Several breast cancer treatment options, include surgery, systemic therapy with chemotherapy, radiation therapy, hormone therapy, immunotherapy and targeted drug therapy and are based on the stage of cancer and its genomic profile. The oral PARP inhibitor Olaparib is an adjuvant therapy for the treatment of patients with recurrent ovarian cancer and a BRCA mutation, and it has shown significantly improved overall survival in patients with metastatic breast cancer and Germline BRCA mutated breast cancer. BRCA1/2 testing is indicated in women and men:
1) Who have a family history of breast, pancreatic, ovarian, fallopian tube, peritoneal or prostate cancer
2) Deleterious BRCA1/2 mutation in a relative
3) Multiple family members with related cancers
4) Individuals with triple negative (Estrogen receptor, progesterone receptor and Her2/neu) breast cancer at < 60 years of age
5) Male Breast cancer
6) Ashkenazi Jewish descent with personal history of Breast, Ovarian or Pancreatic cancer
What is pre and post test counseling?
Pre and post-test counseling is important and imperative for individuals diagnosed with cancer as it helps appropriate testing and discussion of management options. Genetic counseling should be performed by trained health professionals and primary care clinicians. Genetic risk assessment and BRCA1/2 testing are multistep genetic counseling approaches to kindred analysis and subsequent clinical management of breast cancer.
1. Pre-test counseling
Pre-test counseling includes identification of potential candidates who need to undergo genetic testing, information of the genetic test and the benefits and limitations of the test. It is important to know the family and personal history of cancer (including types of cancer and age of diagnosis) and ancestry to determine and choose the right test for evaluation of breast cancer in the individual. This allows optimal surveillance and early detection and prevention of cancer.
2. Post-test counseling
Post-test counseling involves the discussion and implication of test results (Pathogenic, Benign or Variant of unclear significance) and management options. Identification of BRCA1/2 gene mutation does not mean that the person will develop cancer but is at high risk for the cancer. A positive result would allow cascade testing in families to identify high risk individuals who would need appropriate screening and risk reduction interventions, while a negative result includes a sense of relief that preventive check-ups, tests or surgeries may not be needed.
Breast cancer cases are increasing at a much faster rate than a decade ago and current trends indicate that disease is occurring at a younger age in Indian women.
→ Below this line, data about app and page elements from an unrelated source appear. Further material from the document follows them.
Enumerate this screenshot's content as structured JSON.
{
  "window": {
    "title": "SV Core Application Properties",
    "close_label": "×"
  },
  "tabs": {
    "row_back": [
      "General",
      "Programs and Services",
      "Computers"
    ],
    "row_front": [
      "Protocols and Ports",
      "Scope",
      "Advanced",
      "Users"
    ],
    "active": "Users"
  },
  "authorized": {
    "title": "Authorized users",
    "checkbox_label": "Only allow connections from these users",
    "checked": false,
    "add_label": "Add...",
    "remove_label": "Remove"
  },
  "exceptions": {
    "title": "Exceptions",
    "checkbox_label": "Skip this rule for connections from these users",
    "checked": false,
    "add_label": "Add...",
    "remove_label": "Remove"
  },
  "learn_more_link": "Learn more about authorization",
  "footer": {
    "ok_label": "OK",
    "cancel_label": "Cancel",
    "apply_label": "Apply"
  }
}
Advancements in personalized treatments have improved the survival rate and quality of life in breast cancer patients. A comprehensive awareness program, effective implementation of sensitive screening protocols, opportunities for early molecular testing, treatment advances and preventive approach could go a long way in the control, better survival rate, good patient outcomes and management of the disease.